May Swenson
About the Author

May Swenson's first collection of poems, Another Animal, was published by Scribner in 1954.  Her other poetry collections include A Cage of Spines (1958), To Mix With Time: New and Selected Poems (1963), Half Sun Half Sleep (1967), Iconographs (1970), New & Selected Things Taking Place (1978), and In Other Words (1987). Posthumous collections of her work include The Love Poems (1991), Nature: Poems Old and New (1994), and May Out West (1996).

 

 

Swenson’s honors include fellowships from the Guggenheim, Ford, Rockefeller, and MacArthur Foundations, as well as a National Endowment for the Arts grant. She received the Shelley Memorial Award from the Poetry Society of America, the Bollingen Prize from Yale University, and an Award in Literature from the National Institute of Arts and Letters.

 

In 1967, she received a Distinguished Service Gold Medal from Utah State University, and in 1987 an honorary doctor of letters.

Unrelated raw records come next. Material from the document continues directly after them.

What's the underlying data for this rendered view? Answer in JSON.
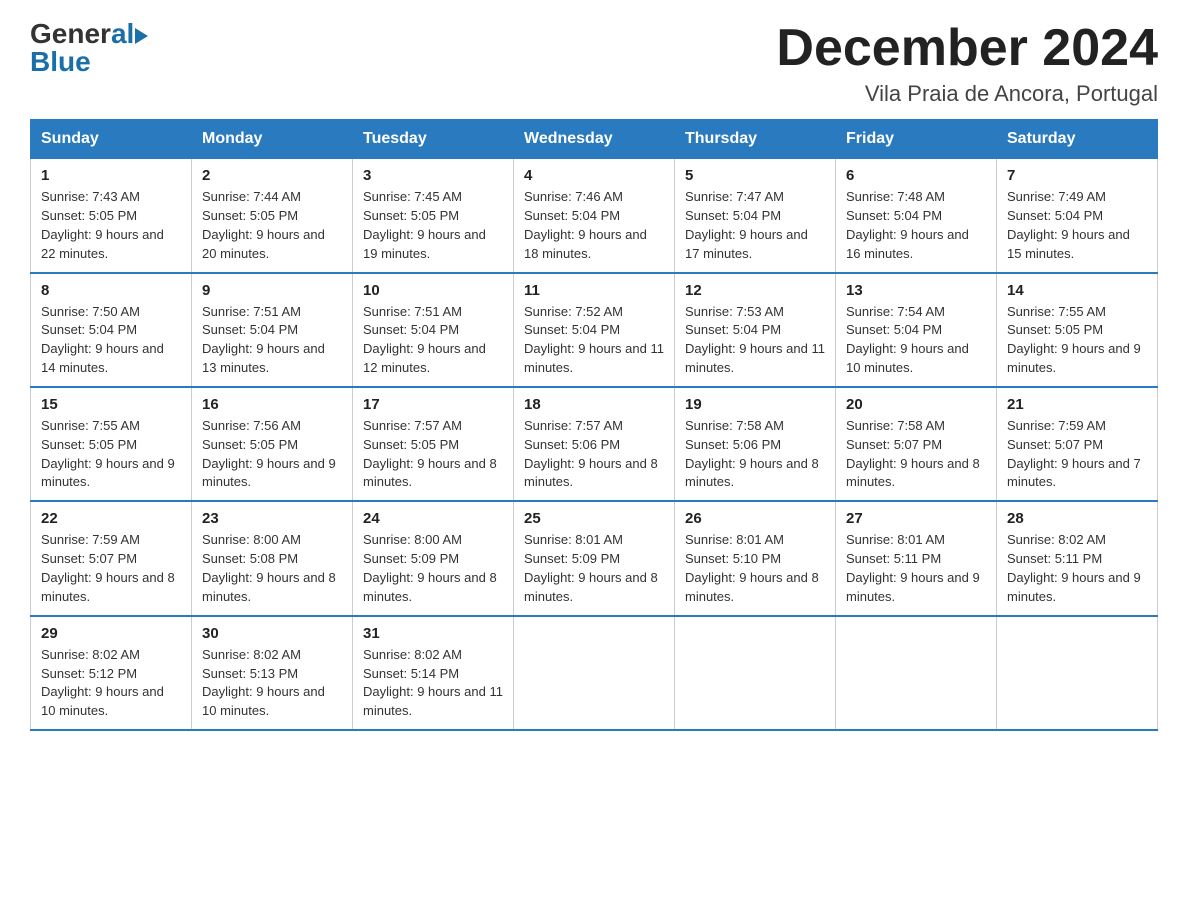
{
  "logo": {
    "general": "General",
    "blue": "Blue",
    "arrow": "▶"
  },
  "title": "December 2024",
  "subtitle": "Vila Praia de Ancora, Portugal",
  "headers": [
    "Sunday",
    "Monday",
    "Tuesday",
    "Wednesday",
    "Thursday",
    "Friday",
    "Saturday"
  ],
  "weeks": [
    [
      {
        "day": "1",
        "sunrise": "7:43 AM",
        "sunset": "5:05 PM",
        "daylight": "9 hours and 22 minutes."
      },
      {
        "day": "2",
        "sunrise": "7:44 AM",
        "sunset": "5:05 PM",
        "daylight": "9 hours and 20 minutes."
      },
      {
        "day": "3",
        "sunrise": "7:45 AM",
        "sunset": "5:05 PM",
        "daylight": "9 hours and 19 minutes."
      },
      {
        "day": "4",
        "sunrise": "7:46 AM",
        "sunset": "5:04 PM",
        "daylight": "9 hours and 18 minutes."
      },
      {
        "day": "5",
        "sunrise": "7:47 AM",
        "sunset": "5:04 PM",
        "daylight": "9 hours and 17 minutes."
      },
      {
        "day": "6",
        "sunrise": "7:48 AM",
        "sunset": "5:04 PM",
        "daylight": "9 hours and 16 minutes."
      },
      {
        "day": "7",
        "sunrise": "7:49 AM",
        "sunset": "5:04 PM",
        "daylight": "9 hours and 15 minutes."
      }
    ],
    [
      {
        "day": "8",
        "sunrise": "7:50 AM",
        "sunset": "5:04 PM",
        "daylight": "9 hours and 14 minutes."
      },
      {
        "day": "9",
        "sunrise": "7:51 AM",
        "sunset": "5:04 PM",
        "daylight": "9 hours and 13 minutes."
      },
      {
        "day": "10",
        "sunrise": "7:51 AM",
        "sunset": "5:04 PM",
        "daylight": "9 hours and 12 minutes."
      },
      {
        "day": "11",
        "sunrise": "7:52 AM",
        "sunset": "5:04 PM",
        "daylight": "9 hours and 11 minutes."
      },
      {
        "day": "12",
        "sunrise": "7:53 AM",
        "sunset": "5:04 PM",
        "daylight": "9 hours and 11 minutes."
      },
      {
        "day": "13",
        "sunrise": "7:54 AM",
        "sunset": "5:04 PM",
        "daylight": "9 hours and 10 minutes."
      },
      {
        "day": "14",
        "sunrise": "7:55 AM",
        "sunset": "5:05 PM",
        "daylight": "9 hours and 9 minutes."
      }
    ],
    [
      {
        "day": "15",
        "sunrise": "7:55 AM",
        "sunset": "5:05 PM",
        "daylight": "9 hours and 9 minutes."
      },
      {
        "day": "16",
        "sunrise": "7:56 AM",
        "sunset": "5:05 PM",
        "daylight": "9 hours and 9 minutes."
      },
      {
        "day": "17",
        "sunrise": "7:57 AM",
        "sunset": "5:05 PM",
        "daylight": "9 hours and 8 minutes."
      },
      {
        "day": "18",
        "sunrise": "7:57 AM",
        "sunset": "5:06 PM",
        "daylight": "9 hours and 8 minutes."
      },
      {
        "day": "19",
        "sunrise": "7:58 AM",
        "sunset": "5:06 PM",
        "daylight": "9 hours and 8 minutes."
      },
      {
        "day": "20",
        "sunrise": "7:58 AM",
        "sunset": "5:07 PM",
        "daylight": "9 hours and 8 minutes."
      },
      {
        "day": "21",
        "sunrise": "7:59 AM",
        "sunset": "5:07 PM",
        "daylight": "9 hours and 7 minutes."
      }
    ],
    [
      {
        "day": "22",
        "sunrise": "7:59 AM",
        "sunset": "5:07 PM",
        "daylight": "9 hours and 8 minutes."
      },
      {
        "day": "23",
        "sunrise": "8:00 AM",
        "sunset": "5:08 PM",
        "daylight": "9 hours and 8 minutes."
      },
      {
        "day": "24",
        "sunrise": "8:00 AM",
        "sunset": "5:09 PM",
        "daylight": "9 hours and 8 minutes."
      },
      {
        "day": "25",
        "sunrise": "8:01 AM",
        "sunset": "5:09 PM",
        "daylight": "9 hours and 8 minutes."
      },
      {
        "day": "26",
        "sunrise": "8:01 AM",
        "sunset": "5:10 PM",
        "daylight": "9 hours and 8 minutes."
      },
      {
        "day": "27",
        "sunrise": "8:01 AM",
        "sunset": "5:11 PM",
        "daylight": "9 hours and 9 minutes."
      },
      {
        "day": "28",
        "sunrise": "8:02 AM",
        "sunset": "5:11 PM",
        "daylight": "9 hours and 9 minutes."
      }
    ],
    [
      {
        "day": "29",
        "sunrise": "8:02 AM",
        "sunset": "5:12 PM",
        "daylight": "9 hours and 10 minutes."
      },
      {
        "day": "30",
        "sunrise": "8:02 AM",
        "sunset": "5:13 PM",
        "daylight": "9 hours and 10 minutes."
      },
      {
        "day": "31",
        "sunrise": "8:02 AM",
        "sunset": "5:14 PM",
        "daylight": "9 hours and 11 minutes."
      },
      null,
      null,
      null,
      null
    ]
  ]
}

She served as a Chancellor of the Academy of American Poets from 1980 until her death. She died in Oceanview, Delaware, on December 4, 1989.